How Yoga Relieves Stress


Increasingly, research shows that practicing yoga quiets the stress response system by regulating the hypothalamic-pituitary-adrenal (HPA) axis and the sympathetic nervous system (SNS).  (Read more on how stress works.)

Studies reveal that yoga practice:

  • decreases levels of salivary cortisol, blood glucose levels, plasma rennin levels and 24-hour urine epinephrine and norepinephrine levels
  • regulates the heart rate and significantly decreases systolic and diastolic blood pressure
  • increases immune system function and decreases markers of inflammation

In addition to these physiological effects, yoga has also been shown to decrease anxiety, relieve symptoms of depression, and increase feelings of emotional, social and spiritual well-being.

So science has confirmed what yogis have known for centuries: yoga reduces stress.  But how does it work?

The eight limbs of stress-relief

The traditional system of hatha yoga, as described in Patanjali’s Yoga Sutras, is composed of eight limbs of yoga.  These eight limbs are the practices which lead a yogi on his path to enlightenment.

Guidelines for living, the yamas and niyamas, direct a practitioner in his behavior and thought.
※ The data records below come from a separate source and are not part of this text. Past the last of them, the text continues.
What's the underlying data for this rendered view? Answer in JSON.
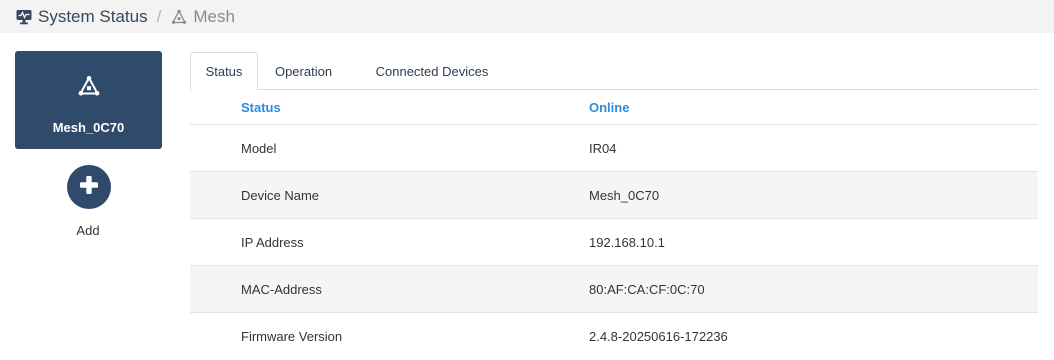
{
  "breadcrumb": {
    "section": "System Status",
    "separator": "/",
    "current": "Mesh"
  },
  "device_card": {
    "name": "Mesh_0C70",
    "icon": "mesh-icon"
  },
  "add": {
    "label": "Add",
    "icon": "plus-icon"
  },
  "tabs": [
    {
      "label": "Status",
      "active": true
    },
    {
      "label": "Operation",
      "active": false
    },
    {
      "label": "Connected Devices",
      "active": false
    }
  ],
  "status_table": {
    "header": {
      "key": "Status",
      "value": "Online"
    },
    "rows": [
      {
        "key": "Model",
        "value": "IR04"
      },
      {
        "key": "Device Name",
        "value": "Mesh_0C70"
      },
      {
        "key": "IP Address",
        "value": "192.168.10.1"
      },
      {
        "key": "MAC-Address",
        "value": "80:AF:CA:CF:0C:70"
      },
      {
        "key": "Firmware Version",
        "value": "2.4.8-20250616-172236"
      }
    ]
  },
  "colors": {
    "primary_dark": "#2f4a6b",
    "accent_blue": "#2d8ce0",
    "breadcrumb_bg": "#f3f3f3",
    "row_alt": "#f5f5f5"
  }
}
The yamas include compassion, honesty, non-stealing, self-control, and non-greed.  The niyamas include cleanliness, contentment, discipline, self study, and recognition of a higher power. Living by these guidelines helps avoid the complications that dishonesty and lack of self-control bring about, as well as the negative thought patterns that lead to judgment, discontent and greed.  By adopting an attitude of compassion for ourselves and all beings, we gain balance and peace of mind.

Physical postures, or asanas, promote strength, balance, flexibility, and the optimal functioning of the human body.  Many poses directly calm the sympathetic nervous system.  Forward bending poses which squeeze the abdomen against the thighs momentarily increase perceived blood volume and pressure, and the body responds by dilating blood vessels and decreasing the heart’s pumping volume to lower blood pressure.  Slight prone backbends which put pressure on the abdomen (like bhujangasana, or cobra pose) have a similar affect.  Heart-opening poses that place pressure on the adrenals mildly stimulate them, which can be helpful if chronic overstimulation of the HPA Axis has led to their dysfunction or fatigue.  Other restorative poses, such as savasana (corpse pose) or viparita karani (legs-up-the-wall pose) allow the skeletal muscles to relax completely, releasing physical tension.

Breath control, or pranayama, can stimulate or calm the nervous system in addition to focusing the mind.  While poor or abnormal breathing patterns can chronically overstimulate the autonomic nervous system (leading to anxiety or fatigue), deep and even breaths engage the diaphragm and induce a calming effect.  In particular, inhaling and exhaling at a 1:2 ratio (in which the exhale is twice as long as the inhale), increases oxygen and decreases carbon dioxide in the body—this increase of oxygen is picked up by receptors in the brain stem and the aortic and carotid sinuses and initiates the body’s relaxation response by slowing the heart rate and reducing blood pressure.

Non-attachment, referred to as pratyahara, or withdrawal of the senses, is the practice of detaching one’s mind from external objects and occurrences.  While practicing non-attachment, we may be aware of the object, but we control the mind’s focus to keep it from engaging with the object.  This prevents us from becoming personally affected by what arises outside and allows us to maintain inner peace.

Meditation comprises the final three limbs: dharana, immovable concentration of the mind; dhyana, meditation on the profound or divine; and finally samadhi, union with the divine, to the degree that the concept of self dissolves as the practitioner becomes one with the universe.  Meditation and deep relaxation practices quiet the mind and body and enhance the practitioner’s awareness of his entire being (corporeal as well as psychological and spiritual).

In a typical group yoga class, students practice postures and breathing, and often meditation.  These three exercises alone can activate the body’s relaxation response and quiet the mind.  The other limbs, especially the guidelines for living (yamas and niyamas) and the practice of non-attachment cultivate a peaceful presence that you can carry into all areas of your life, on and off the yoga mat.  This state of peace is a foundation from which you can respond to situations in a healthful, objective and effective manner, instead of allowing them or their consequences to overwhelm.



“Blood Pressure Reduction.”  Alternative Medicine and Rehabilitation: A Guide for Practitioners.  Wainapel SF, Fast A, editors.  New York: Demos Medical Publishing; 2003.

McCall, Timothy (2007). Yoga as Medicine: the yogic prescription for health and healing. New York: Bantam Books.

Ross, A., & Thomas, S (2010). “The health benefits of yoga and exercise: A review of comparison studies.” The Journal of Alternative and Complementary Medicine, 16, 3-12.